In several countries the investigation of the failures and resolution of the consequent damage claims have created an active field of professional practice, often referred to as forensic structural engineering, with well-defined technical and legal procedures.

In this scenario, the IABSE Working Group on Forensic Structural Engineering was formed in 2011. It aims to examine and mitigate failures, improve the professional practice of forensic structural engineering, and facilitate the dissemination and application of failure information to structural design and construction throughout the world.

Following the success of the forensic structural engineering sessions at the IABSE Madrid 2014 and Geneva 2015 Conferences and of the pre-conference course that took place in 2015 in Geneva, the WG is organising the course ‘Forensic Structural Engineering: causes, investigations and prevention of failures’ that is aimed at structural engineers who want to acquire a working knowledge of forensic structural engineering, practicing forensic engineers who want to learn from and share with other practitioners, and university students who wish to gain an advanced understanding of forensic structural engineering to underpin future research/career interests.

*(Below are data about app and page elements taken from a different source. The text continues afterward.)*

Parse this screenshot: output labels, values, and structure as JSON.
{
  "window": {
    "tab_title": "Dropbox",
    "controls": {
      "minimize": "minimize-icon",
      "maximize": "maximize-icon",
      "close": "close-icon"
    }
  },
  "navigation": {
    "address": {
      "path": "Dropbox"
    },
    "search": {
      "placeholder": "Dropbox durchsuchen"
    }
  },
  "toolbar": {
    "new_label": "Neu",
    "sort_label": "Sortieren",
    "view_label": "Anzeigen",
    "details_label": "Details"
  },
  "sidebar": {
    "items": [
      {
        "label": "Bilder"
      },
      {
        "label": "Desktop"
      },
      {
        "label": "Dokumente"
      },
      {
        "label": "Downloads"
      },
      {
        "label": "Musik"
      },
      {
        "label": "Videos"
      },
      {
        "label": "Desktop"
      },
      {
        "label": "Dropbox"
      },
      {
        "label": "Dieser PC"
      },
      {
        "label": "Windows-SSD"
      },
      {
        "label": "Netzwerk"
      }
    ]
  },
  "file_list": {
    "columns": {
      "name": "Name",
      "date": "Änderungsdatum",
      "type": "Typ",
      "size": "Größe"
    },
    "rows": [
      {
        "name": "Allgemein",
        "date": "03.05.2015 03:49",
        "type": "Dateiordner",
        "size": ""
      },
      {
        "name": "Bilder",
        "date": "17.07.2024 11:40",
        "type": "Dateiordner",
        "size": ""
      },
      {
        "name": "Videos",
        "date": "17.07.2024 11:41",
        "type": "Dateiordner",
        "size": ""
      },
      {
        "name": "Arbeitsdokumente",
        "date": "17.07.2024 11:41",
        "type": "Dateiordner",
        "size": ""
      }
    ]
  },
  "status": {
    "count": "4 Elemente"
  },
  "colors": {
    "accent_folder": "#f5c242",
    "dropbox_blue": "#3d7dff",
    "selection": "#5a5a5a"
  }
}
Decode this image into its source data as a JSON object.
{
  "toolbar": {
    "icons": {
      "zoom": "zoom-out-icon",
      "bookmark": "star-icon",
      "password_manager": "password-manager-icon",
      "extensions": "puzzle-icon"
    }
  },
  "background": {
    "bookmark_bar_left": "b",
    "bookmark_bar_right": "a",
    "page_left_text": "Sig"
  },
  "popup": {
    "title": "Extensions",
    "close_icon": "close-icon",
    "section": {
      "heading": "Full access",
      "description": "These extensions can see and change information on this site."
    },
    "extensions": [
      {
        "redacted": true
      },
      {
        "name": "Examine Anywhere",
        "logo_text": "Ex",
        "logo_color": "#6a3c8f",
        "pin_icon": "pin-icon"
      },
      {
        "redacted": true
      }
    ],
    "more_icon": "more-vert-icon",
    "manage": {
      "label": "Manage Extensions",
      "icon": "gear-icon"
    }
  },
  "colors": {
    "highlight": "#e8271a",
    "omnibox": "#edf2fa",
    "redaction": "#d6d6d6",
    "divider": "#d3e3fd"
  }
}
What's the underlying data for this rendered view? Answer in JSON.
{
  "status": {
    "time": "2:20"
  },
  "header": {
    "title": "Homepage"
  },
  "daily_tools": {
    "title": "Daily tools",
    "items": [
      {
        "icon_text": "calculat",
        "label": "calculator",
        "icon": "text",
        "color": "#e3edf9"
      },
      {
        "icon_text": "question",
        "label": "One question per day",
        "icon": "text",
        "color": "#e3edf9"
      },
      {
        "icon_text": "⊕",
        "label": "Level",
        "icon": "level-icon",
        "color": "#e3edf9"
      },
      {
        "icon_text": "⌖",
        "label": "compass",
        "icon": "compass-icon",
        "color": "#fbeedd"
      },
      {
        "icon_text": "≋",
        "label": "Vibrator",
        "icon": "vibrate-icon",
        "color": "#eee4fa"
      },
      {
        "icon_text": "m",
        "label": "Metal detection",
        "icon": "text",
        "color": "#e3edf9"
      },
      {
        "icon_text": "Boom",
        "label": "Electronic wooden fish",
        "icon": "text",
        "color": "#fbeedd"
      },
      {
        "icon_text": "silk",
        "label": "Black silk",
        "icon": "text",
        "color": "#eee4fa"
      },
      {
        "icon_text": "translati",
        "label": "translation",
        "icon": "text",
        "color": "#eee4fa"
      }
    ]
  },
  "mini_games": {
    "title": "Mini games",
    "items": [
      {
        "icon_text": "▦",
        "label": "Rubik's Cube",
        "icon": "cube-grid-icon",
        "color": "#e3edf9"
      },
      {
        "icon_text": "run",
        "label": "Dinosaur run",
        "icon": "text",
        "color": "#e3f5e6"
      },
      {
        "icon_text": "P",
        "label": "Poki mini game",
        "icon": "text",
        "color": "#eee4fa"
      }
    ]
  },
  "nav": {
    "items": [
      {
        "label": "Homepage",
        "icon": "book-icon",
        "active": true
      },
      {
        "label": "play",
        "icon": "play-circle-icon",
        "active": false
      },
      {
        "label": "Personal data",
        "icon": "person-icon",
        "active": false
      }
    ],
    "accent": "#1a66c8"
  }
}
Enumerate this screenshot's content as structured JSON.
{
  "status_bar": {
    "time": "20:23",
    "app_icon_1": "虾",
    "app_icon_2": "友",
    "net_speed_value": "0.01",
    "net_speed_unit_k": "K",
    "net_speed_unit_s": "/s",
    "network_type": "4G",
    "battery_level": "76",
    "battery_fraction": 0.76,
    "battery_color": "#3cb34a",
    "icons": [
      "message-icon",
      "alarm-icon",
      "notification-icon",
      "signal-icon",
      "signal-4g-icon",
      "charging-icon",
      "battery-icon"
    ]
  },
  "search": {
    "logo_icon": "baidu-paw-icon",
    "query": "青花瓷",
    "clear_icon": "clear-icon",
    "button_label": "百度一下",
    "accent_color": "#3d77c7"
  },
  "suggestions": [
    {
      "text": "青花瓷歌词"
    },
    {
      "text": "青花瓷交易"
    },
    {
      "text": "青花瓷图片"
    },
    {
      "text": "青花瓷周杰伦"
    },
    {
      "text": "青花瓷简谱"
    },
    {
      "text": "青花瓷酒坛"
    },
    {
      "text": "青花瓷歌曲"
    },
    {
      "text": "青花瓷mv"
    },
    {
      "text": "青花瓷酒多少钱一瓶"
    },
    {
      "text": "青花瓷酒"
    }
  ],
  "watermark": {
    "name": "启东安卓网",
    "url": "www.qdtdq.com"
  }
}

The course aims also to illustrate the concepts of failure causes and investigations as a general engineering tool for enhancing construction quality and failure prevention. In order to make the course interactive, time will be provided for discussion and for a ‘CSI’ (Crime Scene Investigation) moment where the lecturer will stop and the participants will have to analyse by themselves the provided information to come up with reasonable causes. More..